For Lowith, what is most significant in Nietzsche is his effort to overcome the nihilism he believes to be at the core of the West from Socrates onward. The heart of Nietzsche's attempt to overcome nihilism without flinching from it is his doctrine of the "eternal recurrence of the same." What is eternal return? Nietzsche argues that everything that is, high and low, will return just as it was innumerable times. He believes this, or wishes to believe this, for two reasons. One is his claim that the combination of infinite time and a finite number of physical events means that everything sooner or later must reappear identically. Instead of helping to offset nihilism, however, this teaching seems to exacerbate it by making human effort pointless and empty. Nietzsche tries to turn this apparent difficulty into an advantage. For if one could make oneself responsible for what recurs by willing and affirming it, one would be justifying and embracing all that is otherwise meaningless. So, Nietzsche argues, believing the truth of eternal return is, in fact, necessary if nihilism is to be surpassed.
Lowith discusses at length the various formulae or images through which Nietzsche attempts to clarify the possibility of willing eternal return, largely by explaining various scenes and images in Nietzsche's Thus Spake Zarathustra. In Lowith's judgment, Nietzsche's efforts are unsuccesstul.
One difficulty, which Lowith does not emphasize, is that because the value of eternal return is affirmed arbitrarily but not discovered reflectively, it cannot in the last analysis be the serious guide that choice and meaning require. What one knows to be a willed assertion can be replaced by a different assertion at another time. Like a light in a tunnel, a willed affirmation can show the way ahead, but it will never be able fully to block out the broader illumination that reveals its limits.
It is true that love, or acquiescence to one's heritage, is part of what gives direction to a family or a people. But such "irrational" attachment to what guides us also includes a view that our pursuits are reasonable and worthwhile, and not merely the product of our tradition or our inexplicable decisions.

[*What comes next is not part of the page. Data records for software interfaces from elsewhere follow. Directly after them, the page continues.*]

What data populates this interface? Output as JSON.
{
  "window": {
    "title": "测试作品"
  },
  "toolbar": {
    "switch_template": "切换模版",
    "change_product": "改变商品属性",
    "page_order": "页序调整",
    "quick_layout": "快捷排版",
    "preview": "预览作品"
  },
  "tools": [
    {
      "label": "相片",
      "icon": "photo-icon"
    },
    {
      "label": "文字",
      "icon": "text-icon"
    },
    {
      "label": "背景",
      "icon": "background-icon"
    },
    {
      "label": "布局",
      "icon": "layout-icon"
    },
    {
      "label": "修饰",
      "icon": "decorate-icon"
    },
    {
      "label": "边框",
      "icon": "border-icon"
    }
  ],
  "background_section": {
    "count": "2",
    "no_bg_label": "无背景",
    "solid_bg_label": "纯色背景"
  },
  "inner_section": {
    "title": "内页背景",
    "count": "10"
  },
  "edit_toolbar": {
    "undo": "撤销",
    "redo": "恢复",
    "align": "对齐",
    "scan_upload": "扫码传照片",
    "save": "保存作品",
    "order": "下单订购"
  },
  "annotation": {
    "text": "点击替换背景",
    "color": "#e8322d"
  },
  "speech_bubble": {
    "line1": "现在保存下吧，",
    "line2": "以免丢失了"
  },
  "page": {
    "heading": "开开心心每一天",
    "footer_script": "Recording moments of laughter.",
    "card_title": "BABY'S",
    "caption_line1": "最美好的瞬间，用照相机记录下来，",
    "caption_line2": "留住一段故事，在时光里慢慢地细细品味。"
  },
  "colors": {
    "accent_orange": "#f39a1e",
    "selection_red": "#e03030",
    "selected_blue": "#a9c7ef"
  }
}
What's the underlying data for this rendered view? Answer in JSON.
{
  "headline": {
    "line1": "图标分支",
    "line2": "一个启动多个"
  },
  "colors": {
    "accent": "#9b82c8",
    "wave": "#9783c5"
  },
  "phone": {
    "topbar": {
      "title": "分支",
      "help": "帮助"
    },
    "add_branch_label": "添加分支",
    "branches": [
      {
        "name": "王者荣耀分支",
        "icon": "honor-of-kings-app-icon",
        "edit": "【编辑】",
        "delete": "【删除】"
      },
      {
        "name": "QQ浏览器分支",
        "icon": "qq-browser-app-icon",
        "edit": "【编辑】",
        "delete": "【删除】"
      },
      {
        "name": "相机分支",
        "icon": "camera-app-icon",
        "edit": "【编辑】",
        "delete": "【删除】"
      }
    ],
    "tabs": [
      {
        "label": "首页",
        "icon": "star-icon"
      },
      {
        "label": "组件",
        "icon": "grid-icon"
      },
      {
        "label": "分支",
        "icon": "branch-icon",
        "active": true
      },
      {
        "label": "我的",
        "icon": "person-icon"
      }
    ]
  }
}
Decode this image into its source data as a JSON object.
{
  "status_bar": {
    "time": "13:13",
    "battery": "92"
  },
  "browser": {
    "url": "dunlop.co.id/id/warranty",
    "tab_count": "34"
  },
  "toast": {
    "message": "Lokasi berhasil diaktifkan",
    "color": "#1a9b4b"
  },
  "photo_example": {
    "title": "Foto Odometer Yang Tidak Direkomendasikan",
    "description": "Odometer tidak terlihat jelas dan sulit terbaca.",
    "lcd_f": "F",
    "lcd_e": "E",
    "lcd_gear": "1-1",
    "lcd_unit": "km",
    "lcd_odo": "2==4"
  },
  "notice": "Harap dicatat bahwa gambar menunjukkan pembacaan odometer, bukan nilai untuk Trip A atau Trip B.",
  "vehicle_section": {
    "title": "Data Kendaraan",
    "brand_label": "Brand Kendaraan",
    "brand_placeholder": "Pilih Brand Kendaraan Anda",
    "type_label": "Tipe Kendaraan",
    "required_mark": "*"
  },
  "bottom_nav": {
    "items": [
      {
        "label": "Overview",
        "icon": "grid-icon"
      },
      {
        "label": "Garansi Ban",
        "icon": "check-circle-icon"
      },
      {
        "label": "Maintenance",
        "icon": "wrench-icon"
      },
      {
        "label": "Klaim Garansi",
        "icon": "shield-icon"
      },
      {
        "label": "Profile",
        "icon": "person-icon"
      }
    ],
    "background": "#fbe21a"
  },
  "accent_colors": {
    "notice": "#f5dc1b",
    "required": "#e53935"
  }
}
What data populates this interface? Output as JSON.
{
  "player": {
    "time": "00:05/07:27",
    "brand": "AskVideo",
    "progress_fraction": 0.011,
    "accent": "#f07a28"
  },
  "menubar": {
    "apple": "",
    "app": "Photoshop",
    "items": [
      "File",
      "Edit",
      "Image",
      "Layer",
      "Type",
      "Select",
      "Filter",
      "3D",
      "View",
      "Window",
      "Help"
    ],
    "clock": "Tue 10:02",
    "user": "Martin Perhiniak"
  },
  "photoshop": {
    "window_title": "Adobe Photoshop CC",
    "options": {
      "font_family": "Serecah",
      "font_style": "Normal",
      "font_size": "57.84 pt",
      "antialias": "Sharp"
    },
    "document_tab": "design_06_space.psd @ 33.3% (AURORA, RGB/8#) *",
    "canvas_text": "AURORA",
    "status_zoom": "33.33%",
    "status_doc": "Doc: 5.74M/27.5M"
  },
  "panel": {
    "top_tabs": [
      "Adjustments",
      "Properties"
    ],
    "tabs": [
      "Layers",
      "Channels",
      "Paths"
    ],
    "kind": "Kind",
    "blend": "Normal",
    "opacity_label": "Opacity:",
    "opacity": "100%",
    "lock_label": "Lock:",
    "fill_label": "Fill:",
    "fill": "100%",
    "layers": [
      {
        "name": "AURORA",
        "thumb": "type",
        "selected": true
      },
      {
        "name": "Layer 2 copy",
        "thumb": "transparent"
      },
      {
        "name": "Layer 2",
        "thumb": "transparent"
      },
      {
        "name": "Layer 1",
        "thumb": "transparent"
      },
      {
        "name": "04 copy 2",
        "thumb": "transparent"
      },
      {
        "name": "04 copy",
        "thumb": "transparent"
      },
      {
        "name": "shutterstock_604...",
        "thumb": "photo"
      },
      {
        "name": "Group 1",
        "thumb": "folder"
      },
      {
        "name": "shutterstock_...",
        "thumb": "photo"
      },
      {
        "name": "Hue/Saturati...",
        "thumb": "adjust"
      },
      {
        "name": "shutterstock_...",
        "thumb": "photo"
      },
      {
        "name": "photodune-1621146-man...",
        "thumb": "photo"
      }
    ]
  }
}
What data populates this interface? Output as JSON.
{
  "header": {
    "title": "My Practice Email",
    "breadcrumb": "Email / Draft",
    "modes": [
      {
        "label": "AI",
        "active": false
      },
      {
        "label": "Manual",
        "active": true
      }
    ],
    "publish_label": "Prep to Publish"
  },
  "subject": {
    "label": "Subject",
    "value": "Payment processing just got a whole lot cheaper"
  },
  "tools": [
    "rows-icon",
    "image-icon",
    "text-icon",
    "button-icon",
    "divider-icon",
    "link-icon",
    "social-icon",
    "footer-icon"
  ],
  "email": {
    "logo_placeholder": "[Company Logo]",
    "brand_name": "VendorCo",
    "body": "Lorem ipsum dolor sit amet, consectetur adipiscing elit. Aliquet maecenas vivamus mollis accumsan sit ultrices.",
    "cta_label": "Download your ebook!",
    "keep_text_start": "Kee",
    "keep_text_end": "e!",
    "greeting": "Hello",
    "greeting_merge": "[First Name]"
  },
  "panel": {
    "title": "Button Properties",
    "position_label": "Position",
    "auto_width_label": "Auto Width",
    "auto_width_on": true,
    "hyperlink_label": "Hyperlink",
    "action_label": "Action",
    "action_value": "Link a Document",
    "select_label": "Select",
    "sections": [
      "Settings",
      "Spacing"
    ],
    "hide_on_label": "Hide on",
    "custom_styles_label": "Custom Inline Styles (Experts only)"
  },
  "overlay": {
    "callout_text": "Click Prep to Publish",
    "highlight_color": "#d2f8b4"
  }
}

In any event, such local attachments would be insufficient for Nietzsche. He seeks a "philosopher of the future" able to overcome what is comfortable and immediate and to affirm not just this or that thing but all things, despite the lack of rational or transcendent standards.
Lowith's main argument is that if one believes eternal return is a demonstrable scientific truth, the decision to affirm any and every event as something that will reappear again and again in all its glory and misery hardly seems necessary. The affirmation does not make one "responsible"; it just means that one is acknowledging a fact. Lowith, however, leaves it at pointing out this problem; he does not try to engage Nietzsche by seeing how he might overcome, or might be made to overcome, the difficulty.
One may conclude from these issues that affirming the recurrence of each event as eternally necessary is, finally, an act of insincerity: It can never take the place of pursuing goals that attract our passionate attention and whose nature we seek to uncover and understand. Rather than overcoming nihilism while still affirming the death of what is transcendent, the attempt to will eternal return shows the continued need for, and in this sense the continued allure of, the unchanging ends that nihilism denies. For Nietzsche, the possibility of affirming eternal return is inseparable from the arguments through which he tries to show that nihilism is the dominant truth of contemporary life. Therefore, if the act of affirming eternal return is neither morally nor logically authentic, one is justified in questioning the primacy and inevitability of nihilism.
Mark Blitz is the Fletcher Jones Professor of Political Philosophy at Claremont McKenna College.